§ **WHAT THE EXERCISE ASKS**
From the entries, copy each line that includes "icon".

§ **DATA FOR PROCESSING**
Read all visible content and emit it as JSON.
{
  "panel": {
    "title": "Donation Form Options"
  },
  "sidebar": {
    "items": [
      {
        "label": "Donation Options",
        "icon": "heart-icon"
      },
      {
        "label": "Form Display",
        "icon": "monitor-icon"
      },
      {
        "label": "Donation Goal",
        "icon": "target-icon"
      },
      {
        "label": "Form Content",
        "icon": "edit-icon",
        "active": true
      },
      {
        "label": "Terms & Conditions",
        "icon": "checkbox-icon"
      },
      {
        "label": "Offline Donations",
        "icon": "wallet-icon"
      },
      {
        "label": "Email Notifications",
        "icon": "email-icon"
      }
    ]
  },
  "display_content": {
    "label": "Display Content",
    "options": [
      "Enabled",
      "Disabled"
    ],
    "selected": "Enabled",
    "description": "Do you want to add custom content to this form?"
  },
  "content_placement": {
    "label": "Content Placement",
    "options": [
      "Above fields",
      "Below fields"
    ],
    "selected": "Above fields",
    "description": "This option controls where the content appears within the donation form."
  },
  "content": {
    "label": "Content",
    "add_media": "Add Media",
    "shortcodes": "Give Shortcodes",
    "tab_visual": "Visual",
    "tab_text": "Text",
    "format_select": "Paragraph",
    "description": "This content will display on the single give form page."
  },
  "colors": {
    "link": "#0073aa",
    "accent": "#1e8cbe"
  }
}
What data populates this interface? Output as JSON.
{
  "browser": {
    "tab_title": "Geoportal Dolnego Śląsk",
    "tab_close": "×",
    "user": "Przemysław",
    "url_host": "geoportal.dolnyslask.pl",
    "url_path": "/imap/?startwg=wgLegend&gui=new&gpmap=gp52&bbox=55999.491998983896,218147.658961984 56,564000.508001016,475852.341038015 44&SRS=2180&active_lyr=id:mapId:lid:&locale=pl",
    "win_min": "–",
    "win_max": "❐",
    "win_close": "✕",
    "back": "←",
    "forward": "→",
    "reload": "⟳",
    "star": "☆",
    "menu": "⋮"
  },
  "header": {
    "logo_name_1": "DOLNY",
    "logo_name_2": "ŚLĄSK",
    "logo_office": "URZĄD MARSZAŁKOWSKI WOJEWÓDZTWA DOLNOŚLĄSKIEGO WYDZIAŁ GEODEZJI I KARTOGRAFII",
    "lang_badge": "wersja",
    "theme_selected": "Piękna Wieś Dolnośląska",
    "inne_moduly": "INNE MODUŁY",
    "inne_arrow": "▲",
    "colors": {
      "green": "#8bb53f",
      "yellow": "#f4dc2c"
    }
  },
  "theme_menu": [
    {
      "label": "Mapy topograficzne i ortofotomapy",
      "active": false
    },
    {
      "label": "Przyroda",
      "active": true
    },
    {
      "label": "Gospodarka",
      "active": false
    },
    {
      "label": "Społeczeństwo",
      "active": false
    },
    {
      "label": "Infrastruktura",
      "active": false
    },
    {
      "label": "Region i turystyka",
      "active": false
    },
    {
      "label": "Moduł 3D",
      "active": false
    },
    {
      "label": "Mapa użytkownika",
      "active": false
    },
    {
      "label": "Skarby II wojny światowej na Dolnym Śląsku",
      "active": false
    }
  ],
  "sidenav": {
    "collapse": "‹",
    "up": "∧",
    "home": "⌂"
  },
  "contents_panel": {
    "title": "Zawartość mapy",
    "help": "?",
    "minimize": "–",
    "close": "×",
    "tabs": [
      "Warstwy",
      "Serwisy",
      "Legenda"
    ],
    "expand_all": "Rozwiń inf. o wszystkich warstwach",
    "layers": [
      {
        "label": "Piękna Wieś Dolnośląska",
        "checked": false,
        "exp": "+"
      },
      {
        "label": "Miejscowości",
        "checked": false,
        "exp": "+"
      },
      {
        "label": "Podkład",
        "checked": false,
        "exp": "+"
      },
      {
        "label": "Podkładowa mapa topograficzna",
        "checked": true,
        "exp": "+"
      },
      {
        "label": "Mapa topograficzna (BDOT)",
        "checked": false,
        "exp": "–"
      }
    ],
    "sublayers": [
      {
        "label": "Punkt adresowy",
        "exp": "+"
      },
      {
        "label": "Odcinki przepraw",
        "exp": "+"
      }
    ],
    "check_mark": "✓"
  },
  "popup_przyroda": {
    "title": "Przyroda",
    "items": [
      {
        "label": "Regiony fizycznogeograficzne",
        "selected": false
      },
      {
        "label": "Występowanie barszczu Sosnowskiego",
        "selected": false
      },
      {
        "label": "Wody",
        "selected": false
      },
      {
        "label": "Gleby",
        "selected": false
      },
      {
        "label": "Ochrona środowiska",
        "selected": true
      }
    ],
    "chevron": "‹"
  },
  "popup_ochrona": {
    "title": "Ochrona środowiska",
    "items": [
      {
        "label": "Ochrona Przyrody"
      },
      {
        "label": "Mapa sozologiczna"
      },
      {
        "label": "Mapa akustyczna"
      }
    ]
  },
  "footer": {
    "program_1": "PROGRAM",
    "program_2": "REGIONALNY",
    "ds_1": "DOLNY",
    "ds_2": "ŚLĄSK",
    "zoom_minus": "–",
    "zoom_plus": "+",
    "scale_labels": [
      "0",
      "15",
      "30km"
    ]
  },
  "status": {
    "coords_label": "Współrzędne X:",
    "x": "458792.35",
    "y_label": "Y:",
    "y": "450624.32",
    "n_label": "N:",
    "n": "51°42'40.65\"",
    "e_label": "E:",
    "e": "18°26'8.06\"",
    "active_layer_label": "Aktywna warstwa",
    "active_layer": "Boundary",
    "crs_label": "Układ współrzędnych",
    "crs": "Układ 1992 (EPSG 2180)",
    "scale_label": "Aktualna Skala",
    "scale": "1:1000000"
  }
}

§ **TASK RESULT**
        "icon": "heart-icon"
        "icon": "monitor-icon"
        "icon": "target-icon"
        "icon": "edit-icon",
        "icon": "checkbox-icon"
        "icon": "wallet-icon"
        "icon": "email-icon"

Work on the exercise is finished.